Your objective: The entries below are to be reproduced in full, exactly as written.

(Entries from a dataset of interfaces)
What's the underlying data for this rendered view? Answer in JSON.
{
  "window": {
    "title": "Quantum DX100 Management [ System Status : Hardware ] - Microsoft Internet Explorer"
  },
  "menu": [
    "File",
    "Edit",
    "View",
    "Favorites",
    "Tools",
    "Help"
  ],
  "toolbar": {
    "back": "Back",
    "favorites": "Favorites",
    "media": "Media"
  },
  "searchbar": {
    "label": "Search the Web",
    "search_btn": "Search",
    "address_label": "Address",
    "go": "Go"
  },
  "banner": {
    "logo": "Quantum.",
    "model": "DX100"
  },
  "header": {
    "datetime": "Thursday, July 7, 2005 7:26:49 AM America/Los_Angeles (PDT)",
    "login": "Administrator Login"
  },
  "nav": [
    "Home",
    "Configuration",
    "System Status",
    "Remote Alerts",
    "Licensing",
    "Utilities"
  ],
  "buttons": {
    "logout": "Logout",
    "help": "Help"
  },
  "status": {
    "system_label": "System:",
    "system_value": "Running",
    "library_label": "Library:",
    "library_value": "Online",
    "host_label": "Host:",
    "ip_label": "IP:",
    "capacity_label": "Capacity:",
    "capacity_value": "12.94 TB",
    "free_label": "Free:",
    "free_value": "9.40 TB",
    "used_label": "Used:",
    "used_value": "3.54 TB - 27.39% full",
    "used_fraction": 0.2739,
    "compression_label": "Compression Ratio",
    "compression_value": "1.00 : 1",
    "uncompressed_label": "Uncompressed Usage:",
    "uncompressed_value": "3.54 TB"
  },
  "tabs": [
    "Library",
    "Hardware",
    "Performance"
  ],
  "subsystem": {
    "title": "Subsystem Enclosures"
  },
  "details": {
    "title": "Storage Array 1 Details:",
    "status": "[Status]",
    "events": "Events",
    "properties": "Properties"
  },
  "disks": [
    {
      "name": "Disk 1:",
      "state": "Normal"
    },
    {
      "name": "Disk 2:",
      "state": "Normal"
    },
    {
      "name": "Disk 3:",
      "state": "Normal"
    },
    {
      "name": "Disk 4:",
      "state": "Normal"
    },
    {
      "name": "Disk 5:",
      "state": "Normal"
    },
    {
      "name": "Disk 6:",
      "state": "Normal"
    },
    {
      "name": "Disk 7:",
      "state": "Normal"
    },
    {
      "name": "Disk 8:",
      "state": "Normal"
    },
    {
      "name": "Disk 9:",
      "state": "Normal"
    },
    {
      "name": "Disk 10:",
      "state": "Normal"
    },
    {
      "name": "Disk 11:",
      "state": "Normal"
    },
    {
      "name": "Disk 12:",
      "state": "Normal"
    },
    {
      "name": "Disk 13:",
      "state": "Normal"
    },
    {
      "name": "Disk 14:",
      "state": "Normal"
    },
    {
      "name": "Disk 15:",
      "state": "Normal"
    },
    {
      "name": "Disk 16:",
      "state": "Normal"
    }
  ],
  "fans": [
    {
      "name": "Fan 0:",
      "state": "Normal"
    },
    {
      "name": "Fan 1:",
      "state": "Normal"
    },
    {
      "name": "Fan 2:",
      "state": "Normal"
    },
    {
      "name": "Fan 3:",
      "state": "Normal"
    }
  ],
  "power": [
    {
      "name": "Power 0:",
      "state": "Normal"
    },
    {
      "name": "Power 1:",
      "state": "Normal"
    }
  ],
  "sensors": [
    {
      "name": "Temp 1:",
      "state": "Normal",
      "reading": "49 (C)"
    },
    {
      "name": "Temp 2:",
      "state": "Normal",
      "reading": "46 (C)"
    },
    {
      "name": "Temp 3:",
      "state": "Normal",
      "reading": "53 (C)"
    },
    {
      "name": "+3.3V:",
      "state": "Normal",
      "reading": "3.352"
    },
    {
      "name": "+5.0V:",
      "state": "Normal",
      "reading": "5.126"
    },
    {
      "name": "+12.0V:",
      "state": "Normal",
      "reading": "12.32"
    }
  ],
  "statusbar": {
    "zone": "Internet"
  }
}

The completed task:
What's the underlying data for this rendered view? Answer in JSON.
{
  "window": {
    "title": "Quantum DX100 Management [ System Status : Hardware ] - Microsoft Internet Explorer"
  },
  "menu": [
    "File",
    "Edit",
    "View",
    "Favorites",
    "Tools",
    "Help"
  ],
  "toolbar": {
    "back": "Back",
    "favorites": "Favorites",
    "media": "Media"
  },
  "searchbar": {
    "label": "Search the Web",
    "search_btn": "Search",
    "address_label": "Address",
    "go": "Go"
  },
  "banner": {
    "logo": "Quantum.",
    "model": "DX100"
  },
  "header": {
    "datetime": "Thursday, July 7, 2005 7:26:49 AM America/Los_Angeles (PDT)",
    "login": "Administrator Login"
  },
  "nav": [
    "Home",
    "Configuration",
    "System Status",
    "Remote Alerts",
    "Licensing",
    "Utilities"
  ],
  "buttons": {
    "logout": "Logout",
    "help": "Help"
  },
  "status": {
    "system_label": "System:",
    "system_value": "Running",
    "library_label": "Library:",
    "library_value": "Online",
    "host_label": "Host:",
    "ip_label": "IP:",
    "capacity_label": "Capacity:",
    "capacity_value": "12.94 TB",
    "free_label": "Free:",
    "free_value": "9.40 TB",
    "used_label": "Used:",
    "used_value": "3.54 TB - 27.39% full",
    "used_fraction": 0.2739,
    "compression_label": "Compression Ratio",
    "compression_value": "1.00 : 1",
    "uncompressed_label": "Uncompressed Usage:",
    "uncompressed_value": "3.54 TB"
  },
  "tabs": [
    "Library",
    "Hardware",
    "Performance"
  ],
  "subsystem": {
    "title": "Subsystem Enclosures"
  },
  "details": {
    "title": "Storage Array 1 Details:",
    "status": "[Status]",
    "events": "Events",
    "properties": "Properties"
  },
  "disks": [
    {
      "name": "Disk 1:",
      "state": "Normal"
    },
    {
      "name": "Disk 2:",
      "state": "Normal"
    },
    {
      "name": "Disk 3:",
      "state": "Normal"
    },
    {
      "name": "Disk 4:",
      "state": "Normal"
    },
    {
      "name": "Disk 5:",
      "state": "Normal"
    },
    {
      "name": "Disk 6:",
      "state": "Normal"
    },
    {
      "name": "Disk 7:",
      "state": "Normal"
    },
    {
      "name": "Disk 8:",
      "state": "Normal"
    },
    {
      "name": "Disk 9:",
      "state": "Normal"
    },
    {
      "name": "Disk 10:",
      "state": "Normal"
    },
    {
      "name": "Disk 11:",
      "state": "Normal"
    },
    {
      "name": "Disk 12:",
      "state": "Normal"
    },
    {
      "name": "Disk 13:",
      "state": "Normal"
    },
    {
      "name": "Disk 14:",
      "state": "Normal"
    },
    {
      "name": "Disk 15:",
      "state": "Normal"
    },
    {
      "name": "Disk 16:",
      "state": "Normal"
    }
  ],
  "fans": [
    {
      "name": "Fan 0:",
      "state": "Normal"
    },
    {
      "name": "Fan 1:",
      "state": "Normal"
    },
    {
      "name": "Fan 2:",
      "state": "Normal"
    },
    {
      "name": "Fan 3:",
      "state": "Normal"
    }
  ],
  "power": [
    {
      "name": "Power 0:",
      "state": "Normal"
    },
    {
      "name": "Power 1:",
      "state": "Normal"
    }
  ],
  "sensors": [
    {
      "name": "Temp 1:",
      "state": "Normal",
      "reading": "49 (C)"
    },
    {
      "name": "Temp 2:",
      "state": "Normal",
      "reading": "46 (C)"
    },
    {
      "name": "Temp 3:",
      "state": "Normal",
      "reading": "53 (C)"
    },
    {
      "name": "+3.3V:",
      "state": "Normal",
      "reading": "3.352"
    },
    {
      "name": "+5.0V:",
      "state": "Normal",
      "reading": "5.126"
    },
    {
      "name": "+12.0V:",
      "state": "Normal",
      "reading": "12.32"
    }
  ],
  "statusbar": {
    "zone": "Internet"
  }
}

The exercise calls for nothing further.